Debris threat avoided at space station: NASA
A piece of Soviet space debris is not likely to collide with the International Space Station after all, and astronauts have moved ahead with restocking the orbiting lab, NASA said Monday.
The US space agency said it was tracking the space junk on Sunday, shortly after the shuttle Atlantis docked on its final mission, and warned that a maneuver with the shuttle's thrusters might be necessary to avoid it.
But those concerns were alleviated on Monday when the agency determined the two were not on a collision course after all.
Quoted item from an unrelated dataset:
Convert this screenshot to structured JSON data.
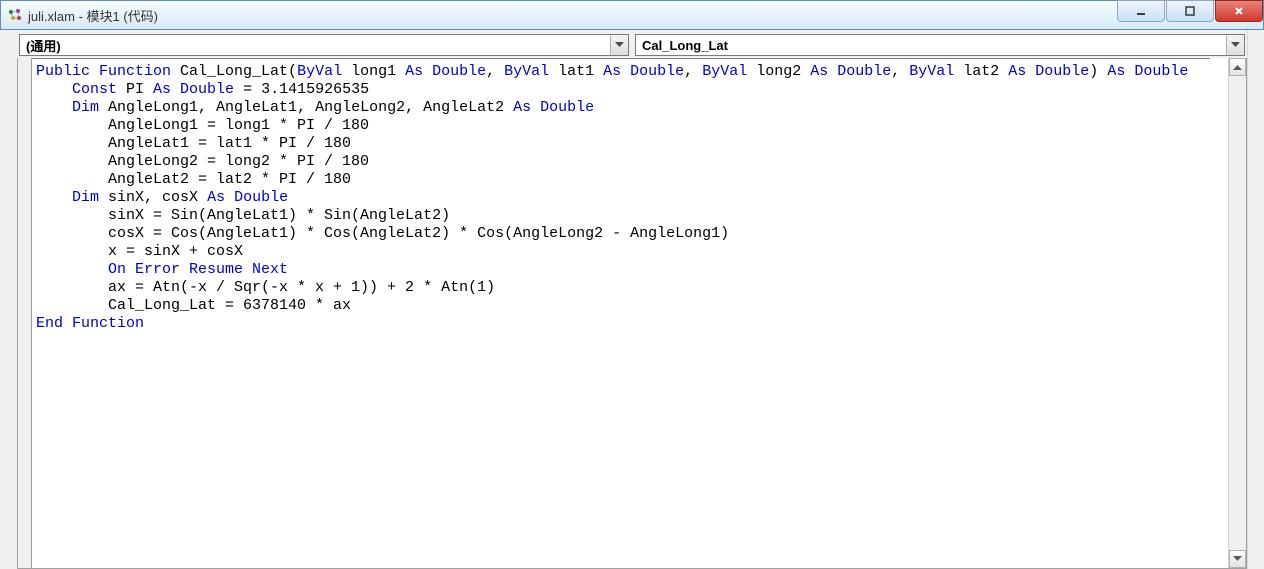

More details were expected to be released at a press conference later Monday. NASA has said such events are not uncommon and that 500,000 such objects are being tracked in the Earth's orbit.
This particular piece of space junk was part of Cosmos 375, a satellite launched in 1970 by the former Soviet Union and which collided with another satellite and broke apart.
Meanwhile, the four US astronauts who arrived aboard Atlantis began work with their six colleagues at the ISS to transfer a year's worth of food and spare parts to the orbiting outpost.
Other supply ships from Europe, Japan and Russia will be able to stock the ISS when the shuttle program retires after Atlantis's mission, but the amount of cargo space available aboard the shuttle is unparalleled.
The Raffaello multipurpose logistics module was lifted out of the shuttle's cargo bay and placed with the help of a Canadian robotic arm onto the space station's Harmony node at 6:46 am (1046 GMT), NASA said.
The container is "packed with 9,403 pounds (4,265 kilograms) of spare parts, spare equipment, and other supplies -- including 2,677 pounds (1,215 kilograms) of food -- that will sustain space station operations for a year," NASA said.
"Over the next several days, crew members will spend nearly 130 person-hours transferring items from Raffaello into the station and more than 5,600 pounds of discarded station gear into Raffaello for return to Earth."
Atlantis's flight marks the end of an era for NASA, leaving Americans with no actively operating government-run human spaceflight program and no method for sending astronauts to space until private industry comes up with a new capsule, likely by 2015 at the earliest.
With the shuttle gone, only Russia's three-seat Soyuz capsules will be capable of carrying astronauts to the ISS at a cost of more than $50 million per seat.
(c) 2011 AFP